Dadrius Lanus defeated three-term District 2 incumbent Vereta Lee in a runoff Saturday, vaulting the 30-year-old educator onto the East Baton Rouge Parish School Board and sending a second incumbent packing.

Lanus, who like Lee is a Democrat, garnered 47 percent of the vote in the Nov. 6 general election, nearly winning outright. Lee, by contrast, earned only 32 percent of the vote. In Saturday's balloting, Lanus won by a 3-to-2 margin.

Lee has long been a target of charter school-friendly business and education reform groups, but those groups upped the ante this time. They reported spending more than $170,000 on Lanus’ behalf to defeat the outspoken Lee, who is often critical of charter schools. That’s more than eight times what Lee reported raising on her own.

The parish School Board oversees the second-largest public school district in Louisiana. Prior to Saturday, seven incumbents were re-elected and one incumbent, Kenyetta Nelson-Smith, was defeated by Lanus’ friend and fellow educator, Tramelle Howard. Many of the groups spending money on behalf of Lanus also spent money on behalf of Howard.

District 2 is in north Baton Rouge, mostly east of Plank Road, snaking between Baker and Central, and taking up the northeast corner of the parish. Seventy percent the district's more than 26,000 registered voters are Democrats, and almost 80 percent are black.

Lanus, a teacher in local charter schools who now works as an educational consultant, grew up in north Baton Rouge, graduating from Glen Oaks High and Southern University. He has relentlessly criticized Lee for not doing enough to turn around the low-performing schools in District 2. He said he would hold regular town halls to zero in on the problem and convene a community advisory panel to guide his decisions.

Lanus also had promised to forgo the $800-a-month salary and use the money on scholarships for District 2 high school graduates.

Lee grew up in St. Helena Parish but has lived in Baton Rouge most of her life. Her four children all went to public schools in Baton Rouge. Lee’s attacked the grades and negative labels the state attaches to many north Baton Rouge schools, saying they miss many good things occurring in those schools.

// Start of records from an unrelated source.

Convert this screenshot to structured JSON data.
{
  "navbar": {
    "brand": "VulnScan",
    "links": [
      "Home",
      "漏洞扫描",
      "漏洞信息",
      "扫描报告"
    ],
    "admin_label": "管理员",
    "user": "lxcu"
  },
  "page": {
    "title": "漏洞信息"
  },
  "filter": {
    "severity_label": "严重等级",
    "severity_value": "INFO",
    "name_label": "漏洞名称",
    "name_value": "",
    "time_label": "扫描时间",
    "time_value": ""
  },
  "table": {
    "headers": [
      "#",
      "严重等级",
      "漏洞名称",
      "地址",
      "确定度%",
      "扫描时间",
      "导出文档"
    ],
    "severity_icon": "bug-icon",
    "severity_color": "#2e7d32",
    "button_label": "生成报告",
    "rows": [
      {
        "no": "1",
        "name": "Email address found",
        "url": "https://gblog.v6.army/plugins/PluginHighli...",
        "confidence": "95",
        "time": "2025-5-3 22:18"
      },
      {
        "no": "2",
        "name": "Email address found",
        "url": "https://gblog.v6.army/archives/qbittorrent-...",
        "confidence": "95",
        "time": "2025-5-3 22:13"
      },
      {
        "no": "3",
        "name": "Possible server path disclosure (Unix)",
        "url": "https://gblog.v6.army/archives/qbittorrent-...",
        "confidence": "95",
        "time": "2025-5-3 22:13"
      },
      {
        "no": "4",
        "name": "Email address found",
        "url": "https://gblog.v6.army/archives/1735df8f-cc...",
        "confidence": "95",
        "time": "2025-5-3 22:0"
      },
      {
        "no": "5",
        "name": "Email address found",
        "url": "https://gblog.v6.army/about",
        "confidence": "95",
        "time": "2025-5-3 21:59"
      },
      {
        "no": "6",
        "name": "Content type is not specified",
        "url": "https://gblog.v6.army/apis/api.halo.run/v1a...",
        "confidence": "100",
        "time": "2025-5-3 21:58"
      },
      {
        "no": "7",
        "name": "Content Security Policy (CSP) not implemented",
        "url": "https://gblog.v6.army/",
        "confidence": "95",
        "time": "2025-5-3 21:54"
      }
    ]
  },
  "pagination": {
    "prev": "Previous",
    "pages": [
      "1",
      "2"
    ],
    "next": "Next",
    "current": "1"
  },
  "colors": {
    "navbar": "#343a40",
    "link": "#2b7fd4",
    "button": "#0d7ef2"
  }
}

Lee, who spent decades in the classroom, is currently supervisor of child welfare and attendance for City of Baker public schools. Throughout the campaign, she has trumpeted her 39 years of experience in public education, comparing it to the more limited experience of Lanus.

A third candidate in the race, Joycelyn Hall, who earned 21 percent of the vote on Nov. 6, endorsed Lee.

Follow Charles Lussier on Twitter, @Charles_Lussier.